The door to Stephen and Nancy’s townhouse opened to reveal Nan with a wine glass in one hand and a bottle in the other.
“Are you coming over, or not?” she called. “The pizza’s getting cold.”
“On my way,” I said, turning to Judith, who was already following Nick, now coasting toward the pool. “See you guys in the morning.” Tim nodded at Nancy, swiveled his hips and headed toward his apartment, a sub-level unit impossible to rent. He had a wife in Mableton, where he’d presumably spent Christmas. Mrs. Tim was supposed to be living in the apartment, but hated the city and kept herself and their two children in the house she grew up in near Six Flags Over Georgia.
“He finally bring home Abigail’s car?” asked Nan, closing the door behind me. The aroma of a much better pizza than Patty and Ricky had eaten competed with the elusive fragrance of cardboard boxes and household cleaners. Trust Nancy to ensure her damage deposit. Theirs would be one less bathroom I’d have to clean next week.

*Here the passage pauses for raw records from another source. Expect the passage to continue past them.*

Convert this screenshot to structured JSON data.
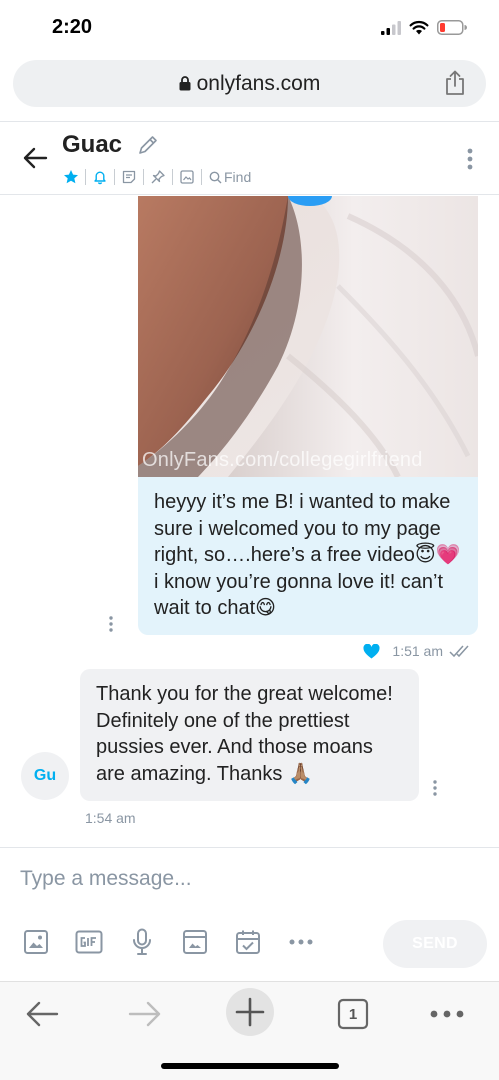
{
  "status_bar": {
    "time": "2:20"
  },
  "browser": {
    "url": "onlyfans.com",
    "tab_count": "1"
  },
  "chat": {
    "contact_name": "Guac",
    "find_label": "Find"
  },
  "messages": {
    "outgoing": {
      "watermark": "OnlyFans.com/collegegirlfriend",
      "text": "heyyy it’s me B! i wanted to make sure i welcomed you to my page right, so….here’s a free video😇💗 i know you’re gonna love it! can’t wait to chat😋",
      "time": "1:51 am"
    },
    "incoming": {
      "avatar_initials": "Gu",
      "text": "Thank you for the great wel­come! Definitely one of the pret­tiest pussies ever. And those moans are amazing. Thanks 🙏🏽",
      "time": "1:54 am"
    }
  },
  "composer": {
    "placeholder": "Type a message...",
    "send_label": "SEND"
  },
  "colors": {
    "accent": "#00aff0",
    "outgoing_bubble": "#e3f3fb",
    "incoming_bubble": "#f0f1f3",
    "muted": "#8a96a3"
  }
}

“Said he picked it up from the mechanic.”
“Not today, he didn’t. I saw him driving it last week.”
“Both. He took it up on Monday and was driving it back on Wednesday. Well, he drove past, parked it, knocked on her door and then left without going in. Then he set off again.”
Wednesday. December 23.
“What time of day?”
“Sometime in the afternoon. I was packing and getting ready for Christmas at the same time, you know? I had a lot of calls from the office too. People saying goodbye and inviting us to parties.”
Their living room was a warehouse of boxes, taped, labeled and stacked along the living room wall.
We picked our way through it into the dining room where Nancy, an efficient mover, had created an oasis of sanity. Here, she had tucked a Victorian sofa picked up the Flea Market and reupholstered in red velvet and a coffee table from the Roosevelt administration. “Are you taking the sofa?” I asked.
“Oh, yes. It’s going in my new office.
"Rats. I could use a sofa. A bureau, too."
“Have you talked to Abigail’s sister about her stuff?” asked Nancy.
“Haven’t had a chance,” I said, accepting a glass of wine from Stephen.
“That living room is all rented,” he said. “But the upstairs looked all right.”
“Not that bedroom! Mirrored naugahyde.”
“At least she didn’t have a water bed.”
“Actually, I’m hoping Susan will sell me this little desk I think her husband picked out. It’s really cute, and I miss my antiques,” I said, thinking of the furniture I’d sold to fund my trip down here. “I miss having drawers.”
And I would miss these almost friends. They were, I realized, the only people near my age and education that I’d met since moving to Georgia and now they were leaving. I would have to make new friends who would, I couldn’t help thinking, leave as well. Or I would leave and that would be life.
“I saw a great neighborhood in Midtown the other day,” I said.
“We know some people there,” said Stephen, handing me a full glass. “You’d like it. It’s very eclectic. Lot’s of old ladies, gays, hookers, students. A real mix. It’s cheap, too.”
“Lot’s of creatives from McCann live there,” offered Nancy. “Are you thinking of leaving Arborgate?”
“No, I want to live here,” I said. “But I liked it and I liked Kevin.”
“Ooh, who’s Kevin?”
“Ex-husband,” said Stephen.
“Not quite, they weren’t actually divorced.”
“So now he’s a widower,” said Nancy. “Something more respectable about that.”
I laughed. Stephen snickered.
“He took me to a place called The Pleasant Peasant.”
“Now that I’ll miss,” said Nan. “It’s really gay, but it’s great.”
“What do you mean,? I asked.
“Gay,” she said. “Homosexual? The owners are gay.”
Mnnnn. I took another sip of wine and re-thought Christmas dinner. “I wonder if Kevin knows that.”
“He does if he lives in Midtown.”